According to Allied’s Research Analyst, Mr. Thomas Chasapis, “now, we come a year later and there is excessive “ruckus” being made of a new period of upward growth. Are markets “ready” to support this in the long-run or is it a mere bull run that is going to run its course. The dry freight market seems rather “lost” in the bullish sentiment of late. In a typical Q1, earnings do experience considerable pressure, that consequently affect annualized average returns. Being at the close of 1Q21, the upward continuation is evidence that the state of the market is shifting over onto a different trajectory”.
Chasapis said that “evidently, while leaving aside the bigger size segment, for all other main sizes, year-to-date average TCA figures are above the US$ 15,000/day mark, while in comparison during the past few years, the yearly picture in most cases was below the US$ 10,000/day mark. Without wanting to sound over-optimistic and in a rush towards any conclusion, we are probably talking of new theoretical “floors” and “ceilings” being in the making for the near term. With certainty we can support that it is not just a situation of an asymmetrical periodical high return “dissonance”, but we are already talking about a boost that has seemingly already spilled over adequately across the whole dry bulk sector”.

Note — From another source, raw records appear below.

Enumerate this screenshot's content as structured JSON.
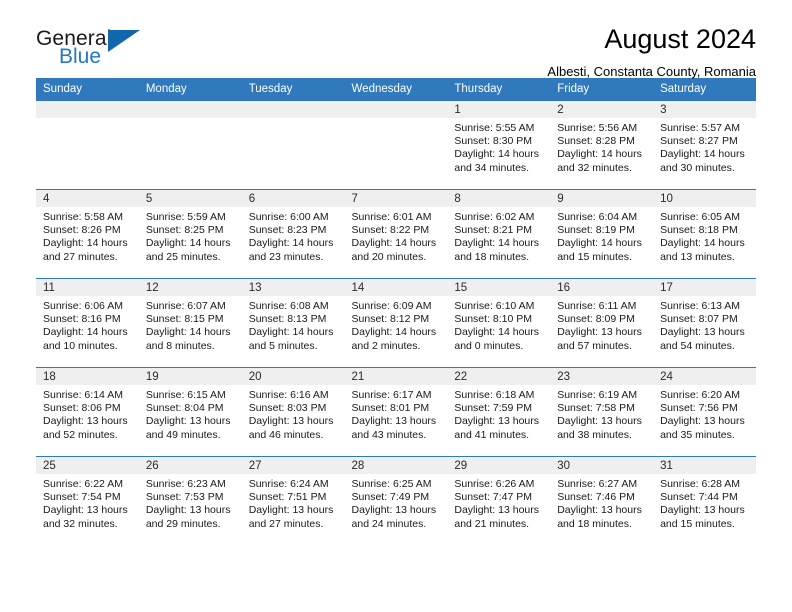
{
  "brand": {
    "name_part1": "General",
    "name_part2": "Blue"
  },
  "header": {
    "title": "August 2024",
    "subtitle": "Albesti, Constanta County, Romania"
  },
  "colors": {
    "header_blue": "#3079bd",
    "brand_blue": "#2079c7",
    "daynum_band": "#efefef"
  },
  "weekdays": [
    "Sunday",
    "Monday",
    "Tuesday",
    "Wednesday",
    "Thursday",
    "Friday",
    "Saturday"
  ],
  "labels": {
    "sunrise_prefix": "Sunrise:",
    "sunset_prefix": "Sunset:",
    "daylight_prefix": "Daylight:"
  },
  "weeks": [
    [
      {
        "day": "",
        "sunrise": "",
        "sunset": "",
        "daylight_line1": "",
        "daylight_line2": ""
      },
      {
        "day": "",
        "sunrise": "",
        "sunset": "",
        "daylight_line1": "",
        "daylight_line2": ""
      },
      {
        "day": "",
        "sunrise": "",
        "sunset": "",
        "daylight_line1": "",
        "daylight_line2": ""
      },
      {
        "day": "",
        "sunrise": "",
        "sunset": "",
        "daylight_line1": "",
        "daylight_line2": ""
      },
      {
        "day": "1",
        "sunrise": "Sunrise: 5:55 AM",
        "sunset": "Sunset: 8:30 PM",
        "daylight_line1": "Daylight: 14 hours",
        "daylight_line2": "and 34 minutes."
      },
      {
        "day": "2",
        "sunrise": "Sunrise: 5:56 AM",
        "sunset": "Sunset: 8:28 PM",
        "daylight_line1": "Daylight: 14 hours",
        "daylight_line2": "and 32 minutes."
      },
      {
        "day": "3",
        "sunrise": "Sunrise: 5:57 AM",
        "sunset": "Sunset: 8:27 PM",
        "daylight_line1": "Daylight: 14 hours",
        "daylight_line2": "and 30 minutes."
      }
    ],
    [
      {
        "day": "4",
        "sunrise": "Sunrise: 5:58 AM",
        "sunset": "Sunset: 8:26 PM",
        "daylight_line1": "Daylight: 14 hours",
        "daylight_line2": "and 27 minutes."
      },
      {
        "day": "5",
        "sunrise": "Sunrise: 5:59 AM",
        "sunset": "Sunset: 8:25 PM",
        "daylight_line1": "Daylight: 14 hours",
        "daylight_line2": "and 25 minutes."
      },
      {
        "day": "6",
        "sunrise": "Sunrise: 6:00 AM",
        "sunset": "Sunset: 8:23 PM",
        "daylight_line1": "Daylight: 14 hours",
        "daylight_line2": "and 23 minutes."
      },
      {
        "day": "7",
        "sunrise": "Sunrise: 6:01 AM",
        "sunset": "Sunset: 8:22 PM",
        "daylight_line1": "Daylight: 14 hours",
        "daylight_line2": "and 20 minutes."
      },
      {
        "day": "8",
        "sunrise": "Sunrise: 6:02 AM",
        "sunset": "Sunset: 8:21 PM",
        "daylight_line1": "Daylight: 14 hours",
        "daylight_line2": "and 18 minutes."
      },
      {
        "day": "9",
        "sunrise": "Sunrise: 6:04 AM",
        "sunset": "Sunset: 8:19 PM",
        "daylight_line1": "Daylight: 14 hours",
        "daylight_line2": "and 15 minutes."
      },
      {
        "day": "10",
        "sunrise": "Sunrise: 6:05 AM",
        "sunset": "Sunset: 8:18 PM",
        "daylight_line1": "Daylight: 14 hours",
        "daylight_line2": "and 13 minutes."
      }
    ],
    [
      {
        "day": "11",
        "sunrise": "Sunrise: 6:06 AM",
        "sunset": "Sunset: 8:16 PM",
        "daylight_line1": "Daylight: 14 hours",
        "daylight_line2": "and 10 minutes."
      },
      {
        "day": "12",
        "sunrise": "Sunrise: 6:07 AM",
        "sunset": "Sunset: 8:15 PM",
        "daylight_line1": "Daylight: 14 hours",
        "daylight_line2": "and 8 minutes."
      },
      {
        "day": "13",
        "sunrise": "Sunrise: 6:08 AM",
        "sunset": "Sunset: 8:13 PM",
        "daylight_line1": "Daylight: 14 hours",
        "daylight_line2": "and 5 minutes."
      },
      {
        "day": "14",
        "sunrise": "Sunrise: 6:09 AM",
        "sunset": "Sunset: 8:12 PM",
        "daylight_line1": "Daylight: 14 hours",
        "daylight_line2": "and 2 minutes."
      },
      {
        "day": "15",
        "sunrise": "Sunrise: 6:10 AM",
        "sunset": "Sunset: 8:10 PM",
        "daylight_line1": "Daylight: 14 hours",
        "daylight_line2": "and 0 minutes."
      },
      {
        "day": "16",
        "sunrise": "Sunrise: 6:11 AM",
        "sunset": "Sunset: 8:09 PM",
        "daylight_line1": "Daylight: 13 hours",
        "daylight_line2": "and 57 minutes."
      },
      {
        "day": "17",
        "sunrise": "Sunrise: 6:13 AM",
        "sunset": "Sunset: 8:07 PM",
        "daylight_line1": "Daylight: 13 hours",
        "daylight_line2": "and 54 minutes."
      }
    ],
    [
      {
        "day": "18",
        "sunrise": "Sunrise: 6:14 AM",
        "sunset": "Sunset: 8:06 PM",
        "daylight_line1": "Daylight: 13 hours",
        "daylight_line2": "and 52 minutes."
      },
      {
        "day": "19",
        "sunrise": "Sunrise: 6:15 AM",
        "sunset": "Sunset: 8:04 PM",
        "daylight_line1": "Daylight: 13 hours",
        "daylight_line2": "and 49 minutes."
      },
      {
        "day": "20",
        "sunrise": "Sunrise: 6:16 AM",
        "sunset": "Sunset: 8:03 PM",
        "daylight_line1": "Daylight: 13 hours",
        "daylight_line2": "and 46 minutes."
      },
      {
        "day": "21",
        "sunrise": "Sunrise: 6:17 AM",
        "sunset": "Sunset: 8:01 PM",
        "daylight_line1": "Daylight: 13 hours",
        "daylight_line2": "and 43 minutes."
      },
      {
        "day": "22",
        "sunrise": "Sunrise: 6:18 AM",
        "sunset": "Sunset: 7:59 PM",
        "daylight_line1": "Daylight: 13 hours",
        "daylight_line2": "and 41 minutes."
      },
      {
        "day": "23",
        "sunrise": "Sunrise: 6:19 AM",
        "sunset": "Sunset: 7:58 PM",
        "daylight_line1": "Daylight: 13 hours",
        "daylight_line2": "and 38 minutes."
      },
      {
        "day": "24",
        "sunrise": "Sunrise: 6:20 AM",
        "sunset": "Sunset: 7:56 PM",
        "daylight_line1": "Daylight: 13 hours",
        "daylight_line2": "and 35 minutes."
      }
    ],
    [
      {
        "day": "25",
        "sunrise": "Sunrise: 6:22 AM",
        "sunset": "Sunset: 7:54 PM",
        "daylight_line1": "Daylight: 13 hours",
        "daylight_line2": "and 32 minutes."
      },
      {
        "day": "26",
        "sunrise": "Sunrise: 6:23 AM",
        "sunset": "Sunset: 7:53 PM",
        "daylight_line1": "Daylight: 13 hours",
        "daylight_line2": "and 29 minutes."
      },
      {
        "day": "27",
        "sunrise": "Sunrise: 6:24 AM",
        "sunset": "Sunset: 7:51 PM",
        "daylight_line1": "Daylight: 13 hours",
        "daylight_line2": "and 27 minutes."
      },
      {
        "day": "28",
        "sunrise": "Sunrise: 6:25 AM",
        "sunset": "Sunset: 7:49 PM",
        "daylight_line1": "Daylight: 13 hours",
        "daylight_line2": "and 24 minutes."
      },
      {
        "day": "29",
        "sunrise": "Sunrise: 6:26 AM",
        "sunset": "Sunset: 7:47 PM",
        "daylight_line1": "Daylight: 13 hours",
        "daylight_line2": "and 21 minutes."
      },
      {
        "day": "30",
        "sunrise": "Sunrise: 6:27 AM",
        "sunset": "Sunset: 7:46 PM",
        "daylight_line1": "Daylight: 13 hours",
        "daylight_line2": "and 18 minutes."
      },
      {
        "day": "31",
        "sunrise": "Sunrise: 6:28 AM",
        "sunset": "Sunset: 7:44 PM",
        "daylight_line1": "Daylight: 13 hours",
        "daylight_line2": "and 15 minutes."
      }
    ]
  ]
}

Allied’s analyst added that “it is important to clarify that the current market run doesn’t seem to be a short-lived spike, in line with periodical seasonal high returns that we have been accustomed to in the past. A fair example of this has been the stagnant conditions that prevailed in in asset price levels during 2H20 despite the considerable improvement noted in freight earnings during the summer and autumn months of 2020. All-in-all, we cannot deny the shift being undertaken in the dry bulk sector.
Making the comparison with global markets, a quantitative easing process will certainly push new investment appetite and consumer spending (especially under the current interest rate regime). However, any “success” will be fully understood when and if we see the different markets respond towards a general and firm economic growth. A risk of a potential stagflation is not beyond the realm of what is possible. In shipping, we have already seen a strong rally in period freight levels, closing numbers in FFA contracts, vessel prices, SNP transaction volumes, as well as in buying and financing appetite. As we have seen in equity markets, the mere perception and belief of a bull market is capable by itself in producing an upward momentum for a prolonged period. Yet it is important to remember that the risk of a more sluggish freight market is still there. From a risk-adjusted perspective, what is of vital importance in the market right now is that any rise in asset prices doesn’t overshoot the market’s long-term perspective by being influenced by any short-term performance of the freight market”, Chasapis concluded.